Saint Michaels face & head

As I already mentioned at the beginning of the posting – though I very much liked the overall design of Saint Michael and the dragon, I really didn’t like the face of Saint Michael at the period tapestry which inspired me concerning the design of this embroidery.

Wallhanging fragment – Germany/ Niedersachsen about 1160/70

Therefore I decided to replace his face with another period face and started looking around for a new inspiration. …and I was very lucky – soon after I started looking for a new face, I run into a face which I really liked. Yes, this is one of the great advantages of my hoarding addiction concerning photos of period embroidery… 😉

I guess you remember my posting about the inspiration for this project – “12th century embroidery – Saint Michael and the Dragon. And you maybe also remember the lovely embroidery on display at the Bode museum in Berlin about which I wrote in this posting. The embroidered wallhanging which inspired me to try this “new” period embroidery technique – Split Stitch.

michael-and-the-dragon_26Well, besides many other details this lovely wallhanging also shows many nicely embroidered 12th century faces…

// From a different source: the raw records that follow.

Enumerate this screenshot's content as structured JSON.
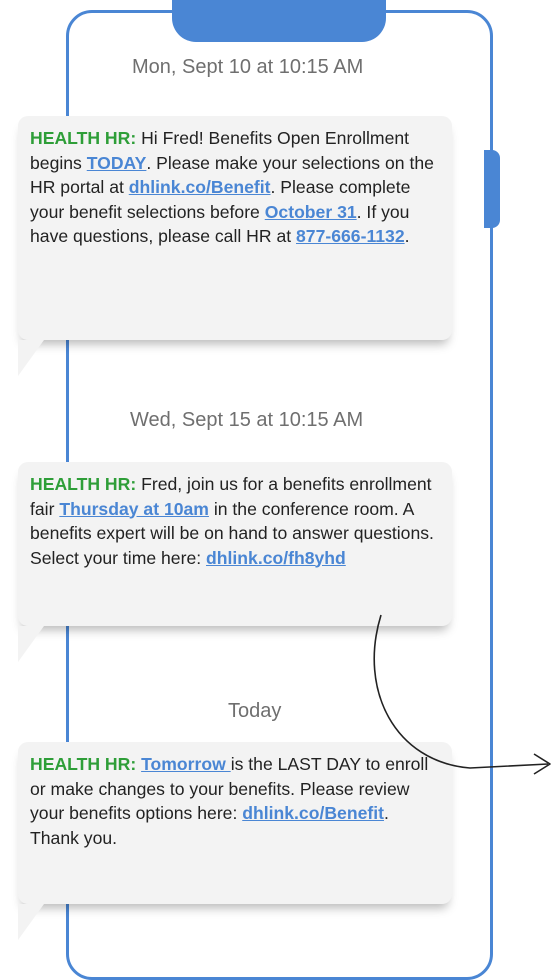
{
  "conversation": {
    "sender": "HEALTH HR:",
    "messages": [
      {
        "timestamp": "Mon, Sept 10 at 10:15 AM",
        "t1": " Hi Fred! Benefits Open Enrollment begins ",
        "l1": "TODAY",
        "t2": ". Please make your selections on the HR portal at ",
        "l2": "dhlink.co/Benefit",
        "t3": ". Please complete your benefit selections before ",
        "l3": "October 31",
        "t4": ". If you have questions, please call HR at ",
        "l4": "877-666-1132",
        "t5": "."
      },
      {
        "timestamp": "Wed, Sept 15 at 10:15 AM",
        "t1": " Fred, join us for a benefits enrollment fair ",
        "l1": "Thursday at 10am",
        "t2": " in the conference room. A benefits expert will be on hand to answer questions. Select your time here: ",
        "l2": "dhlink.co/fh8yhd"
      },
      {
        "timestamp": "Today",
        "l1": "Tomorrow ",
        "t1": "is the LAST DAY to enroll or make changes to your benefits. Please review your benefits options here: ",
        "l2": "dhlink.co/Benefit",
        "t2": ". Thank you."
      }
    ]
  },
  "colors": {
    "accent": "#4a86d4",
    "sender": "#2e9e38",
    "bubble": "#f3f3f3"
  }
}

When I saw the scene at the picture underneath, I suddenly knew – the second face from the left is the perfect face/head for my Saint Michael! It is so lovely, isn’t it… I think this moment when I saw this face can be called “love on first sight moment” *lol* 😉

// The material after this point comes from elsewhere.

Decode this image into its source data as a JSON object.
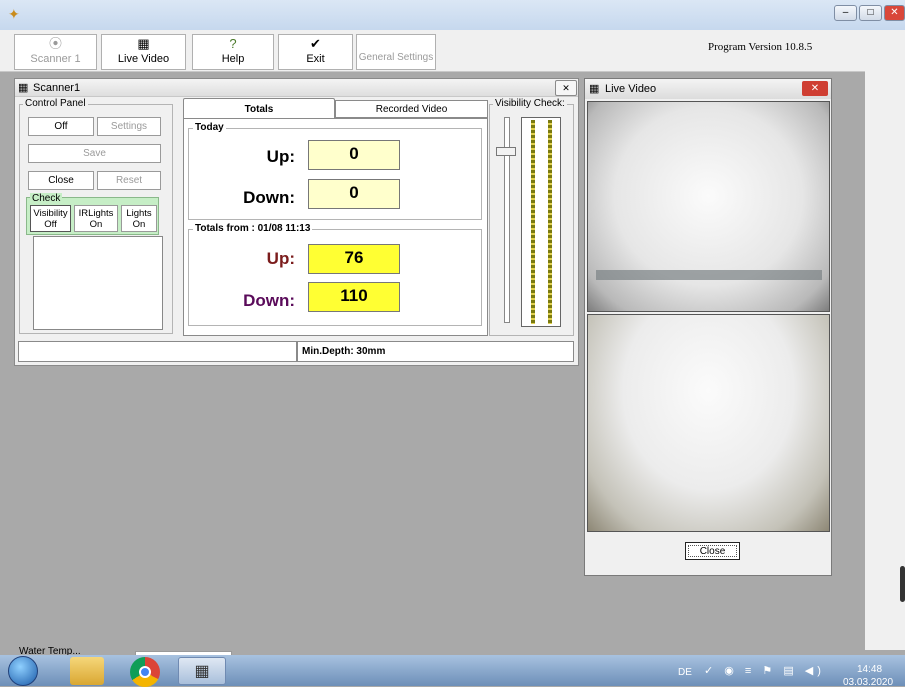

I hope you can you see the similarities and the inspiration in relation to my embroidery. It was really a hard struggle to work out the details of the face as you can see them now.

Short side note:
Unfortunately the thread and the fabric I used for this embroidery don’t work smoothly together. Such a combination doesn’t allow very small stitches and a lot of detail. Though I can’t change the thread or the fabric at this point without disturbing the whole appearance of the embroidery, I think that this “mistake” helps me learn more about this technique for the future. At least I will try my best to avoid the same combination in the future. Therefore, though I am not completely satisfied, I am still rather pleased with the final look.

Before I started filling the the face with white thread I took a look at the close up pictures I took of the wallhanging. This is one of my best close up photos of one of the faces I could take at the museum by using my macro lens:


The picture above, as well as the other pictures of the faces I took at the museum, was the reason why I finally “opened” up the sides of the eyes agin by stitching over the the black outlines.

Furthermore you can also see how the period embroiderer filled up this face. I find it always very interesting to see how period embroiderers filled up their sections when it comes to surface filling techniques like this. This “technique point” is rather important because sometimes the filling direction can be also a significant part and information of a technique. Like for example – wallhangings embroidered in the Klosterstich / cloister stitch technique in the 14th century were worked mainly vertically. 🙂

…and last but not least my favorite close up picture of the striped hair from the above mentioned 12th century wallhanging. You can find several heads with hair like this at the wallhanging. I think this is a really nice effect you might see again in my future Split Stitch embroidery projects. 🙂


I hope you enjoyed todays journey and like my 12th century inspired face. I think I have more embroidery for you tomorrow – watch out for my next posting… 😉

Best regards Racaire

PS.: If you would like to read more about the period 12th century inspiration for the design, embroidery technique,… then please read my first posting about this project:
12th century embroidery – Saint Michael and the Dragon